Doctor of Philosophy (Ph.D.)
Degree Granting Department
Higher Ed/Community College Ed
Kathleen P. King, Ed.D.
William H. Young III, Ed.D.
Jeffrey Kromrey, Ph.D.
Thomas E. Miller, Ed.D.
persistence, adjustment, internationalization of higher education, student support
This qualitative study utilized surveys, interviews and document review to explore the transition experiences of international students at a large, public research university, specifically as it relates to their persistence and success. Within the context of challenges that they face, the study examined factors that the students perceived as jeopardizing their success and further explored both institutional and personal factors these students perceived as enhancing their success and persistence.
Findings revealed that academic challenges tended to occur during the first year and included teaching styles, course-load/assignments, language issues, time management and understanding the US academic system. Social and cultural challenges included homesickness, cultural misunderstandings, culture-shock and language barriers. Daily living challenges included transportation, finances, food, visa/immigration issues, job restrictions and housing.
The study results also indicated that students utilized a blend of coping strategies, support systems and personal strengths to overcome these challenges and persist. More specifically, students identified campus involvement, family support, friend support and university support services as integral to their success. The findings from this study have implications for faculty, as well as student affairs, international services and orientation practitioners as they identify international student needs and challenges as well as factors that positively impact international student persistence and success.
Scholar Commons Citation

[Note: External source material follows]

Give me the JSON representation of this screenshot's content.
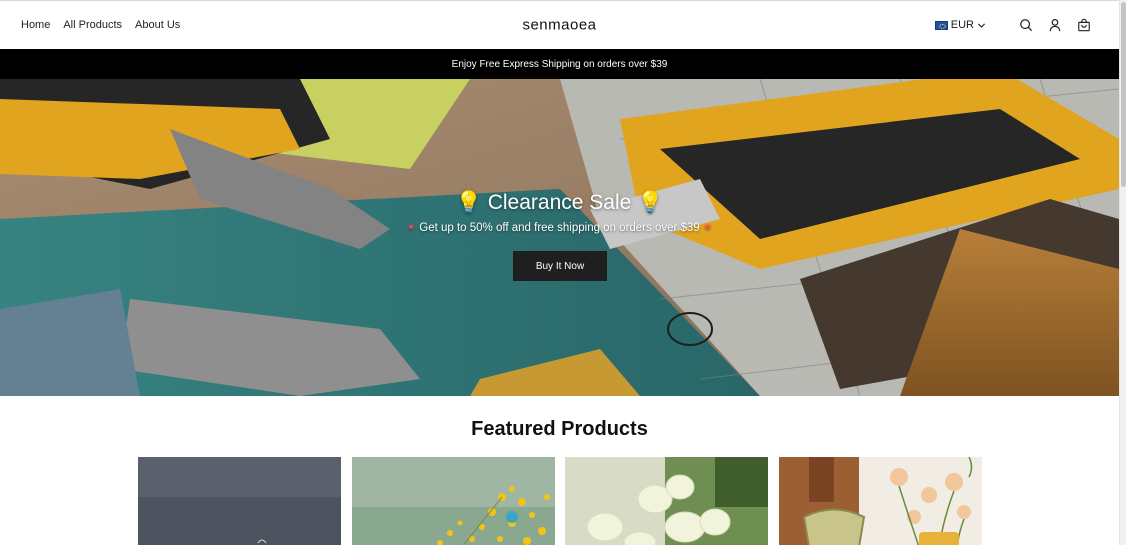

Spencer, Laurie-Ann M., "Exploring the Transition Experiences of Successful International Undergraduate Students at a Public Research University in the USA: The Impact on International Student Success and Retention" (2016). USF Tampa Graduate Theses and Dissertations.